Decide what you’re going to cook for every meal. Then, write down all the ingredients you need. Finally, stuff the list in your pocket before you shop. This will cut down on random buys and the amount of food you might have otherwise wasted.
Make sure you have a snack before you go as well. It’s completely true that food shopping when you’re hungry will make you spend more, and buy more of the indulgent treats you don’t want.
Also make sure you avoid any supermarket tricks to make you buy more. Read these 8 sneaky tricks that supermarkets don’t want you to know.
If you have the time and the choice, then use price comparison websites. You can join the ‘Reduce your Supermarket Spend’ community on Facebook. With over 20,000 members, someone may be able to tell you the price of a product before you even leave the home. Otherwise, you’ll have to research prices manually.

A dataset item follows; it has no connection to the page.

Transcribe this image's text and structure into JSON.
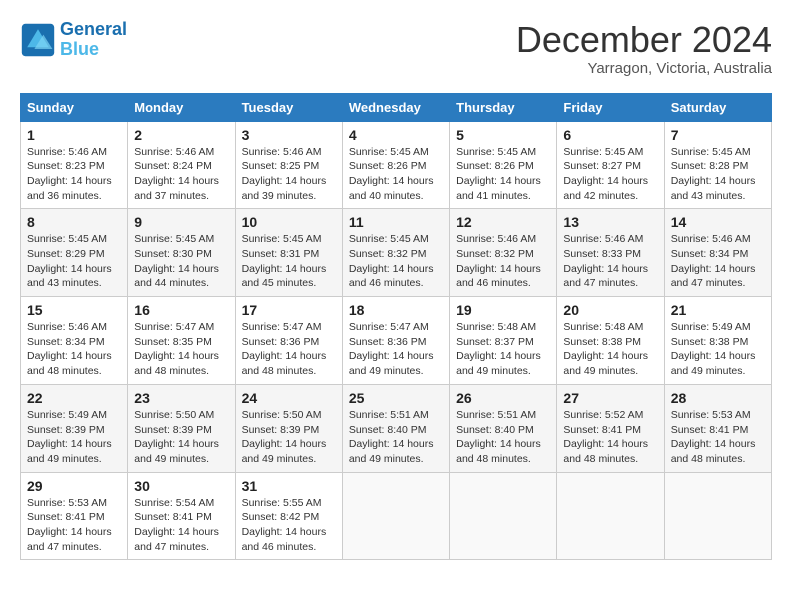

Traditional discount stores like Aldi and Lidl have upped their game, and you can often get top quality wine and luxury food products at wallet-friendly prices.
So, if you have the time and supermarkets be sure to shop around for the best deals.
If you love Thai takeaways and fancy recreating your favourite curry at home, or pore over glamorous exotic recipe books but despair over the long ingredient lists, then make sure that you venture to specialist shops instead of the supermarkets.
Asian supermarkets and street markets sell a wide range of spices, sauces and unusual veg at a much cheaper cost. You’re far more likely to find what you need at a lower price.
You can also stock up on essentials like rice by buying cheaply in bulk. All while treating yourself to big bags of seafood, such as prawns and scallops, which are of top quality but at an excellent price.
If you can’t find a specialist retailer near you, use websites like The Asian Cookshop to stock up on ingredients from across the world. Then, team up with like-minded flatmates to split the cost of delivery.
Read our other articles on how to reduce your food budget:
What do you think of our top tips to getting cheap food for students? Have you got other ideas? Let us know in the comment section below – we love hearing from you!